## WHAT THE TASK REQUIRES
Below are the records; locate each line with the word "Setter" and copy it.

## DATASET
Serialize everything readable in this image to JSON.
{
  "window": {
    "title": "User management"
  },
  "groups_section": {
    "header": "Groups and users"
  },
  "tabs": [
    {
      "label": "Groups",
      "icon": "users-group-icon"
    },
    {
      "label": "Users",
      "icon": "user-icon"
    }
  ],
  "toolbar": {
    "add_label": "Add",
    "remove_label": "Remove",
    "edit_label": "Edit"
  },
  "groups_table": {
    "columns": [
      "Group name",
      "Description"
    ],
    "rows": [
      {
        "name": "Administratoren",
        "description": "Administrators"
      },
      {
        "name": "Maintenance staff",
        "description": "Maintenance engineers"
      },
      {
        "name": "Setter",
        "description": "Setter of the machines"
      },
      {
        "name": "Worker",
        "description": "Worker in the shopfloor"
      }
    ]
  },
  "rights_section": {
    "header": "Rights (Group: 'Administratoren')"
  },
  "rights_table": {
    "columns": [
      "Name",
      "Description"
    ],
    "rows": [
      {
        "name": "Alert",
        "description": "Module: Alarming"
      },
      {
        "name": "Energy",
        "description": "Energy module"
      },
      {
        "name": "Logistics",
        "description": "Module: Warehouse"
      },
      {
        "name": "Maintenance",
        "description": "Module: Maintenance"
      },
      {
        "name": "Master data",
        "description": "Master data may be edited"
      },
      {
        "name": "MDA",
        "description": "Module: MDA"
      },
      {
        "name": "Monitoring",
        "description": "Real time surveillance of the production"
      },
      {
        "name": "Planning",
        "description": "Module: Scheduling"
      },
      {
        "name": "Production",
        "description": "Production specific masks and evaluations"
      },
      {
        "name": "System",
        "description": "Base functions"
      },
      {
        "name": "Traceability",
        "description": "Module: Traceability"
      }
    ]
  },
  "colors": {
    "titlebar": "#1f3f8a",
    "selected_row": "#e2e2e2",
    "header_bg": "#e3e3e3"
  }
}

## RESULT
        "name": "Setter",
        "description": "Setter of the machines"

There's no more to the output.